Cy Jacobs (36One) and Duncan Artus (Allan Gray) – two of South Africa’s most respected fund managers – once called Super Group CEO Peter Mountford the country’s most underrated CEO.
Mountford – a Chartered Accountant with an MBA from Warwick University - is famed for transforming Super Group (a transport logistics company) from a near-bankrupt, R350 million firm into a R10 billion behemoth in just six years (today it's worth R13 billion).
Listen to the interview in the audio below (and/or scroll down for quotes from it).
We drove well over R250 million of costs from the group.— Peter Mountford, Super Group
I’m a Johannesburg boy through and through.— Peter Mountford, Super Group
Much of what I learned; I learned there [SAB].— Peter Mountford, Super Group
Lion Match was the world’s lowest cost match producer. We really thought that business had a lot of legs.— Peter Mountford, Super Group
I also worked at Super Group in the 1990s… I had some concerns, but left on a good footing.— Peter Mountford, Super Group
We had a plan, but there was an awful lot of luck.— Peter Mountford, Super Group
The most critical thing in business is to treat it as though it is your own.— Peter Mountford, Super Group
Enter your email address in the form below to receive a newsletter containing the most-read articles of the week from Bruce Whitfield’s The Money Show every Friday morning in your inbox.
Recommendedby NEWSROOM AI
Bruce Whitfield interviews Maluleke – the first black woman to lead a South African bank.
The Money Show’s Bruce Whitfield interviews Sxollie cofounder Karol Ostaszewski for his weekly “ShapeShifter” feature.
Refilwe Moloto interviews Gubeka, a design guru Forbes reckons is one of Africa’s most promising young entrepreneurs.
She quit law, and London... Now she's the co-owner of Hope on Hopkins.
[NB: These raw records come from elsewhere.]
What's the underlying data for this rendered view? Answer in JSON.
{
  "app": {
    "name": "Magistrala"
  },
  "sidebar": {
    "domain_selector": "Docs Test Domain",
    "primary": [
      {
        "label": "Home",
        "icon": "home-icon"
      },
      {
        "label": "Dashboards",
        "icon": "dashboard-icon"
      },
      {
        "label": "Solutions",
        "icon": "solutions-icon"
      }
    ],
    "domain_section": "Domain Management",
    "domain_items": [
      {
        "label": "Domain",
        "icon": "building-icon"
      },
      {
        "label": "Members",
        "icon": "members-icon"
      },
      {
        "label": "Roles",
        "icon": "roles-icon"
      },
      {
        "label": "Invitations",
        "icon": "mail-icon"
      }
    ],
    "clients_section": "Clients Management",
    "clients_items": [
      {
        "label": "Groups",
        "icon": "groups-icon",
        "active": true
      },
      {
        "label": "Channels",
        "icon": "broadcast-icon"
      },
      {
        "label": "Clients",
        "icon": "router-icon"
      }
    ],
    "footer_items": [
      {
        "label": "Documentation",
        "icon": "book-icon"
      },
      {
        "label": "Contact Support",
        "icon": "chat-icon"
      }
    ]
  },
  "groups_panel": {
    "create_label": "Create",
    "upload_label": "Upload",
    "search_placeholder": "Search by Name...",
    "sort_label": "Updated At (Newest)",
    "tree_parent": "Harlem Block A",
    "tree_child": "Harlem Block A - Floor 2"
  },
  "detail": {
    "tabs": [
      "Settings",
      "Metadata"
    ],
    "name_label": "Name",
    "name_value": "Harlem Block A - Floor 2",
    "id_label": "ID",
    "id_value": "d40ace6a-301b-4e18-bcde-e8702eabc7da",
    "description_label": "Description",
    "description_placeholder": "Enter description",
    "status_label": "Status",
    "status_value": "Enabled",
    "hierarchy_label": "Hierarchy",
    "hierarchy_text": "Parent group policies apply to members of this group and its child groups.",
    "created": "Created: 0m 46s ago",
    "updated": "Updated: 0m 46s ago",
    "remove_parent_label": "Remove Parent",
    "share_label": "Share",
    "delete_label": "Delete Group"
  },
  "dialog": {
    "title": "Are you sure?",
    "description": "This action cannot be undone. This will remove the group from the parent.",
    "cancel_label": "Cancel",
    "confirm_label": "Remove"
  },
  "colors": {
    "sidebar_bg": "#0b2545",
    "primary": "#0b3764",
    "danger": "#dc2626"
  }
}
The Money Show’s Bruce Whitfield interviews Beard.
Bruce Whitfield talks to Lesley Donna Williams, CEO of Tshimologong Precinct (named after the Setswana word for "new beginnings").
Arabile Gumede interviews the founder of Bean There Coffee Company, South Africa's first roaster of certified fair trade coffee.
Dr Eve advises that many modern couples need marriage to be a safe space for self-expression and self-actualisation.
Frustrated tenants say they're being discriminated against by landlords.
AfriForum not backing down over decision to privately prosecute Julius Malema.
The Department of Basic Education has announced it will do away with matric supplementary exams from 2019.
Climate expert, Piotr Wolski, says the city will know towards the end of May whether 2018 is a good or bad year.
Stephen Rathai, director of employment standards at the Department of Labour talks on the new national minimum wage.
Bruce Whitfield interviews La Grange about her and Madiba's attitude to money (hopes and fears, successes and failures, etc.)
Mugg & Bean has agreed to pay for customers medical bills after a month of being in pain and pestering the chain to pay the bill.